DIRECTIONS → Show every line below where "tape" can be found.

Start of SUPPLIED INFORMATION

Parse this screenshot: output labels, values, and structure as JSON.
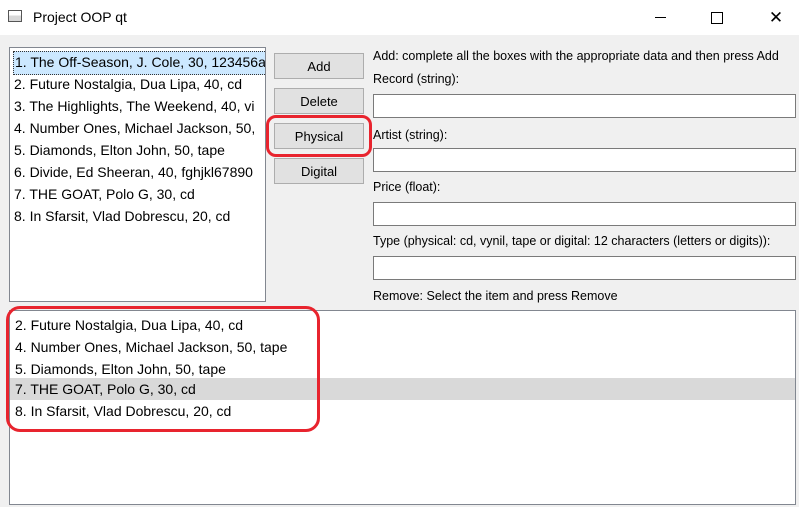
{
  "window": {
    "title": "Project OOP qt",
    "minimize_icon": "minimize-icon",
    "maximize_icon": "maximize-icon",
    "close_icon": "close-icon",
    "close_glyph": "✕"
  },
  "record_list": {
    "items": [
      {
        "text": "1. The Off-Season, J. Cole, 30, 123456a",
        "selected": true
      },
      {
        "text": "2. Future Nostalgia, Dua Lipa, 40, cd"
      },
      {
        "text": "3. The Highlights, The Weekend, 40, vi"
      },
      {
        "text": "4. Number Ones, Michael Jackson, 50,"
      },
      {
        "text": "5. Diamonds, Elton John, 50, tape"
      },
      {
        "text": "6. Divide, Ed Sheeran, 40, fghjkl67890"
      },
      {
        "text": "7. THE GOAT, Polo G, 30, cd"
      },
      {
        "text": "8. In Sfarsit, Vlad Dobrescu, 20, cd"
      }
    ],
    "scroll_left_glyph": "<",
    "scroll_right_glyph": ">"
  },
  "buttons": {
    "add": "Add",
    "delete": "Delete",
    "physical": "Physical",
    "digital": "Digital"
  },
  "form": {
    "add_instructions": "Add: complete all the boxes with the appropriate data and then press Add",
    "record_label": "Record (string):",
    "record_value": "",
    "artist_label": "Artist (string):",
    "artist_value": "",
    "price_label": "Price (float):",
    "price_value": "",
    "type_label": "Type (physical: cd, vynil, tape or digital: 12 characters (letters or digits)):",
    "type_value": "",
    "remove_instructions": "Remove: Select the item and press Remove"
  },
  "filtered_list": {
    "items": [
      {
        "text": "2. Future Nostalgia, Dua Lipa, 40, cd"
      },
      {
        "text": "4. Number Ones, Michael Jackson, 50, tape"
      },
      {
        "text": "5. Diamonds, Elton John, 50, tape"
      },
      {
        "text": "7. THE GOAT, Polo G, 30, cd",
        "highlighted": true
      },
      {
        "text": "8. In Sfarsit, Vlad Dobrescu, 20, cd"
      }
    ]
  },
  "colors": {
    "annotation": "#e8242e",
    "selection": "#cce8ff",
    "hover_row": "#d9d9d9"
  }
}
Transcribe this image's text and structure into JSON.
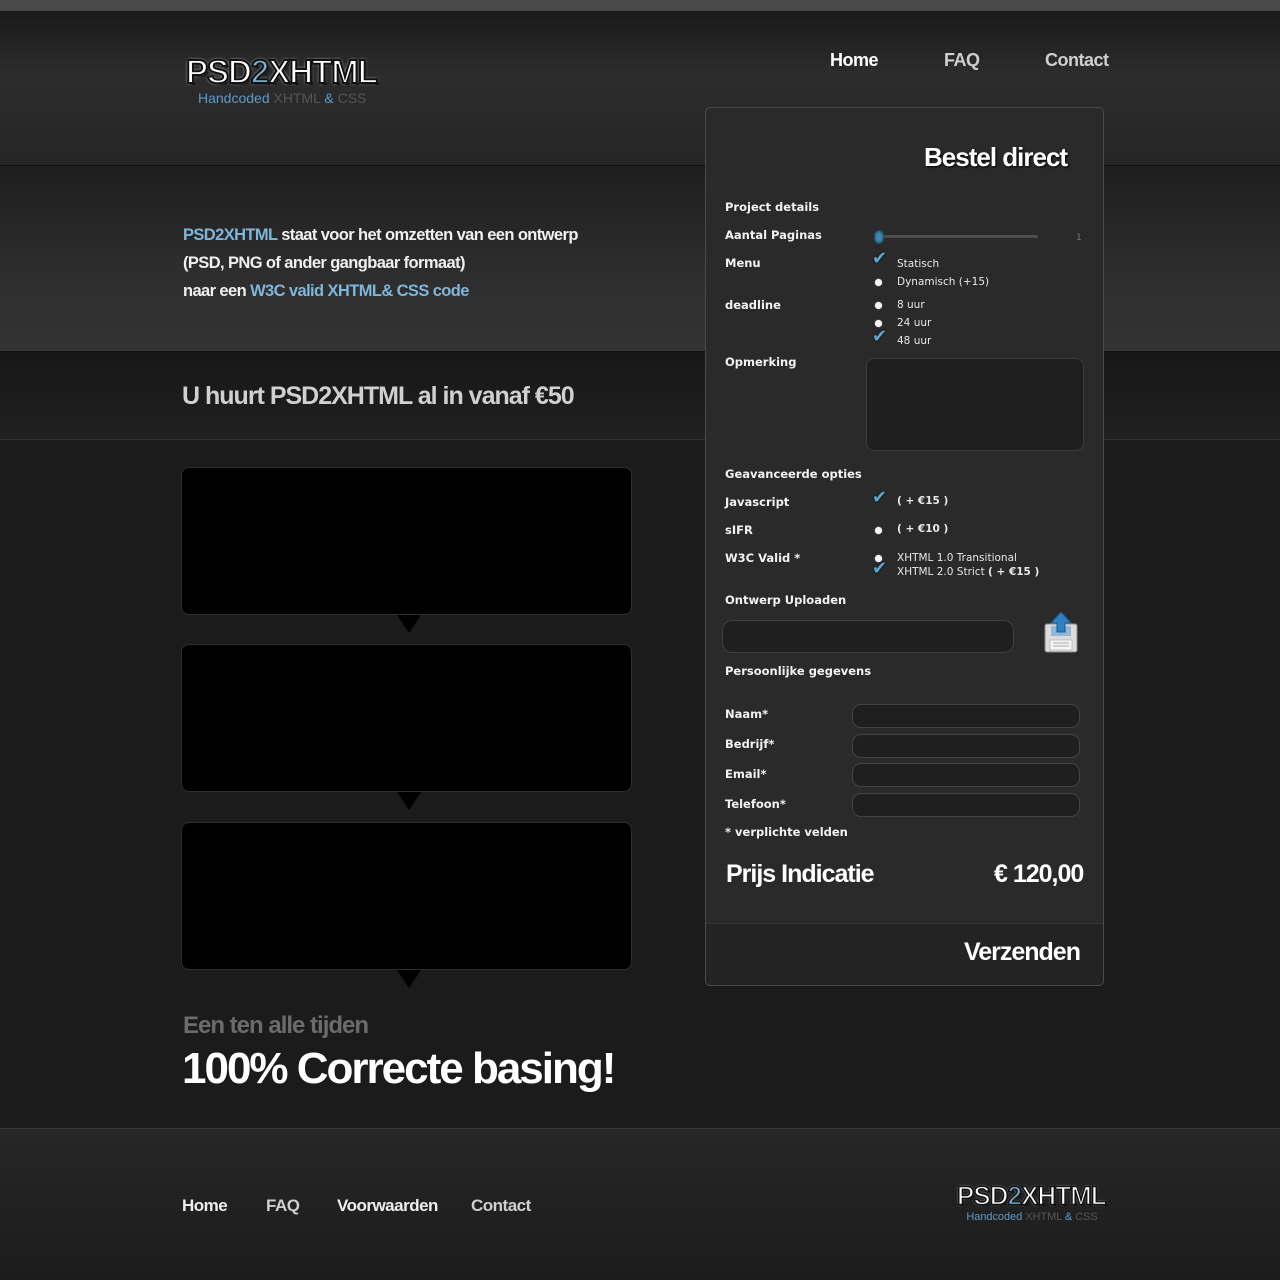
{
  "header": {
    "logo": {
      "part1": "PSD",
      "part2": "2",
      "part3": "XHTML",
      "tag_1": "Handcoded ",
      "tag_2": "XHTML ",
      "tag_3": "& ",
      "tag_4": "CSS"
    },
    "nav": [
      "Home",
      "FAQ",
      "Contact"
    ]
  },
  "hero": {
    "line1_hl": "PSD2XHTML",
    "line1_rest": " staat voor het omzetten van een ontwerp",
    "line2": "(PSD, PNG of ander gangbaar formaat)",
    "line3_pre": "naar een ",
    "line3_hl": "W3C valid XHTML& CSS code"
  },
  "price_headline": "U huurt PSD2XHTML al in vanaf €50",
  "slogan": {
    "sub": "Een ten alle tijden",
    "main": "100% Correcte basing!"
  },
  "footer": {
    "nav": [
      "Home",
      "FAQ",
      "Voorwaarden",
      "Contact"
    ]
  },
  "order": {
    "title": "Bestel direct",
    "project_details": "Project details",
    "pages_label": "Aantal Paginas",
    "pages_value": "1",
    "pages_fraction": 0.0,
    "menu_label": "Menu",
    "menu_options": [
      "Statisch",
      "Dynamisch (+15)"
    ],
    "menu_selected": "Statisch",
    "deadline_label": "deadline",
    "deadline_options": [
      "8 uur",
      "24 uur",
      "48 uur"
    ],
    "deadline_selected": "48 uur",
    "remark_label": "Opmerking",
    "advanced_label": "Geavanceerde opties",
    "javascript_label": "Javascript",
    "javascript_price": "( + €15 )",
    "javascript_checked": true,
    "sifr_label": "sIFR",
    "sifr_price": "( + €10 )",
    "sifr_checked": false,
    "w3c_label": "W3C Valid *",
    "w3c_opt1": "XHTML 1.0 Transitional",
    "w3c_opt2": "XHTML 2.0 Strict ",
    "w3c_opt2_price": "( + €15 )",
    "upload_label": "Ontwerp Uploaden",
    "personal_label": "Persoonlijke gegevens",
    "fields": [
      "Naam*",
      "Bedrijf*",
      "Email*",
      "Telefoon*"
    ],
    "required_note": "* verplichte velden",
    "price_label": "Prijs Indicatie",
    "price_value": "€ 120,00",
    "submit": "Verzenden"
  },
  "colors": {
    "accent": "#7fb6d8",
    "checkmark": "#56a7d4",
    "panel": "#2a2a2b",
    "background": "#1c1b1c"
  }
}
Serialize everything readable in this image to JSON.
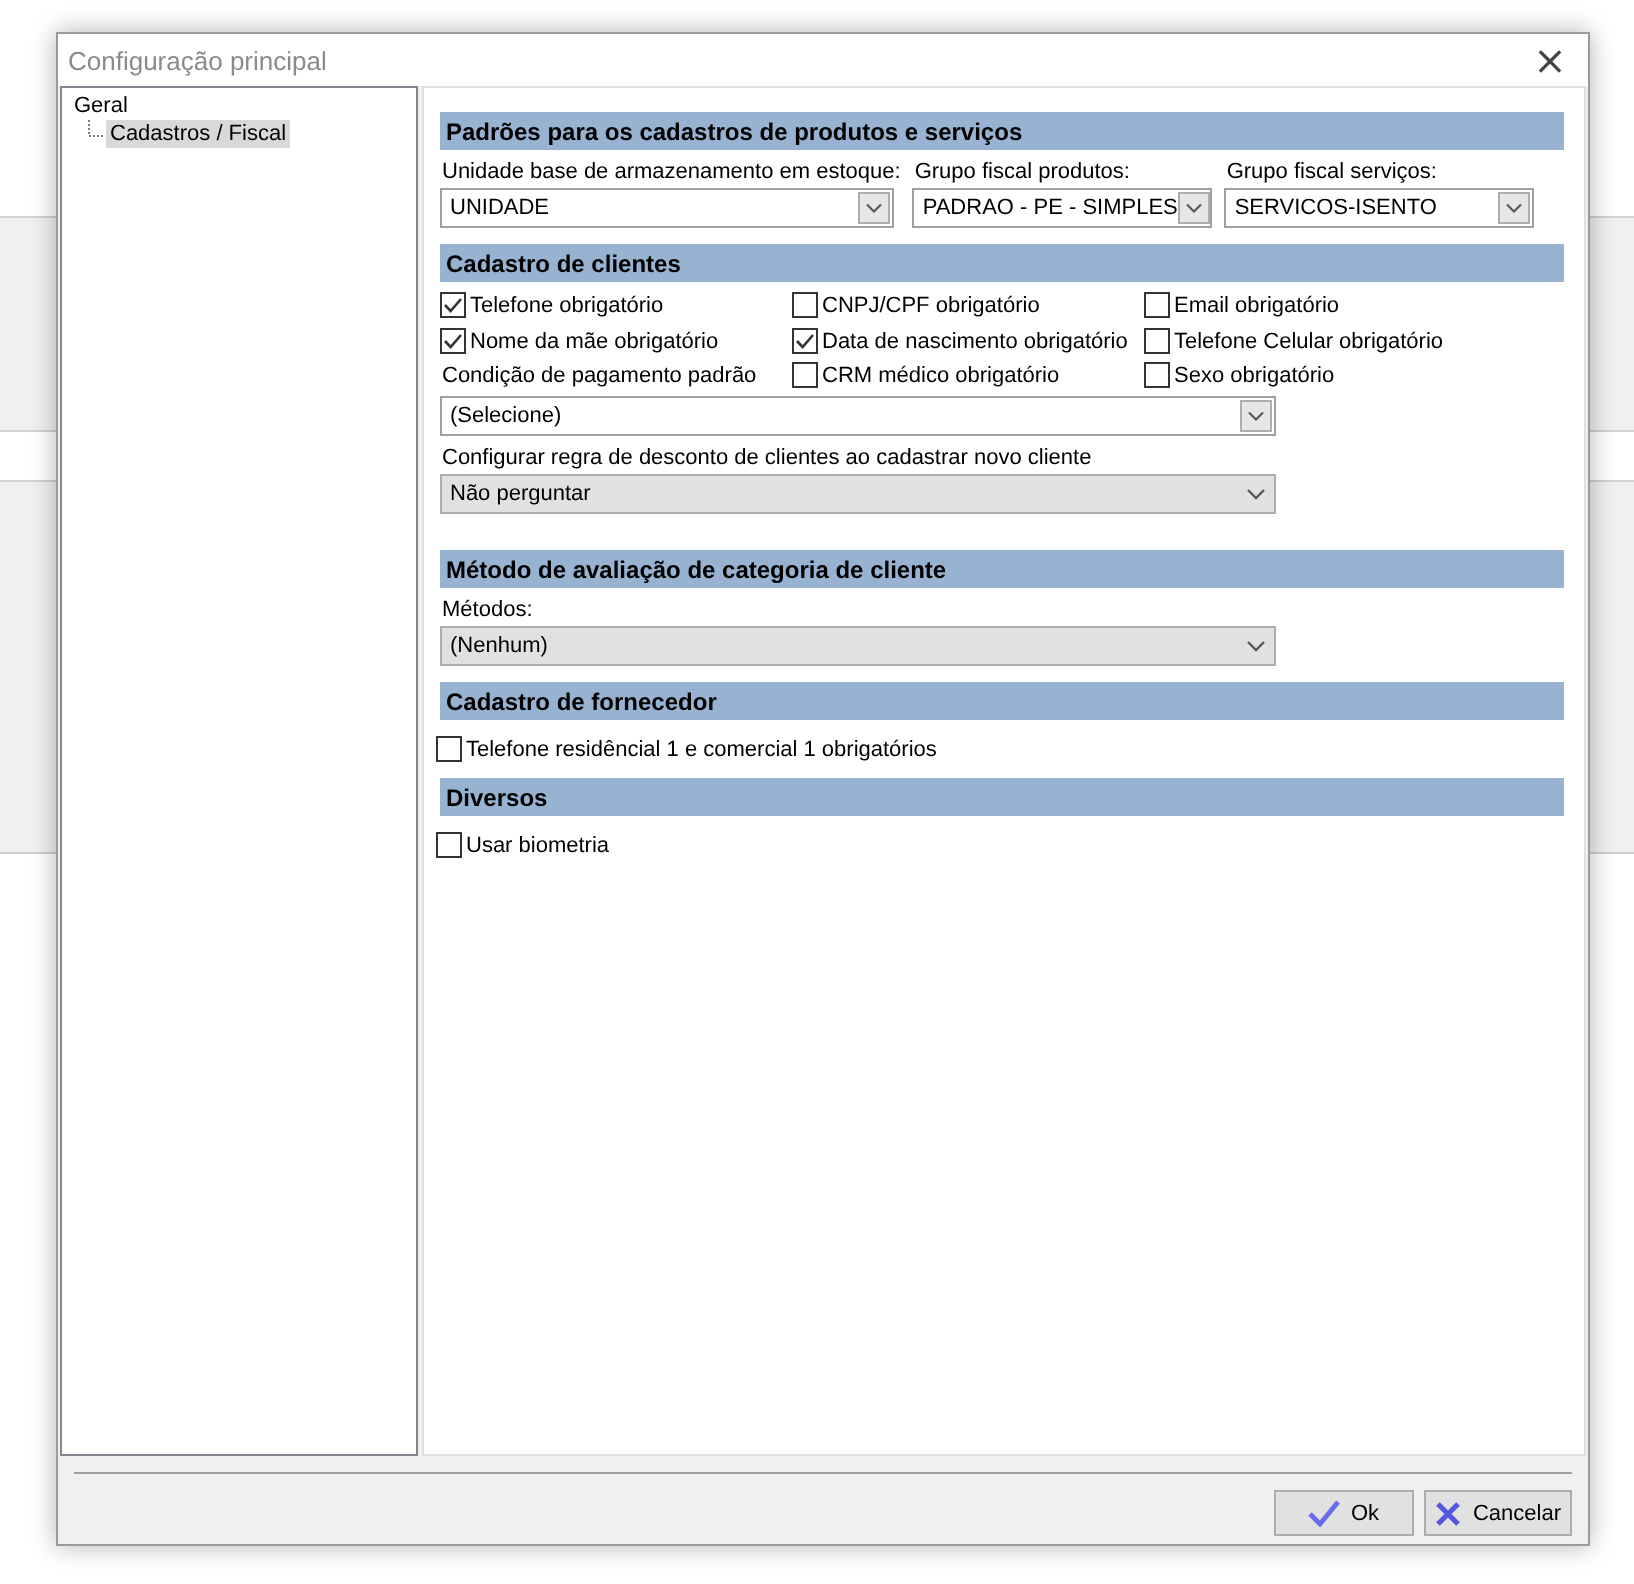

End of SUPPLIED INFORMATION

ANSWER TO THIS TASK →
        "text": "5. Diamonds, Elton John, 50, tape"
    "type_label": "Type (physical: cd, vynil, tape or digital: 12 characters (letters or digits)):",
        "text": "4. Number Ones, Michael Jackson, 50, tape"
        "text": "5. Diamonds, Elton John, 50, tape"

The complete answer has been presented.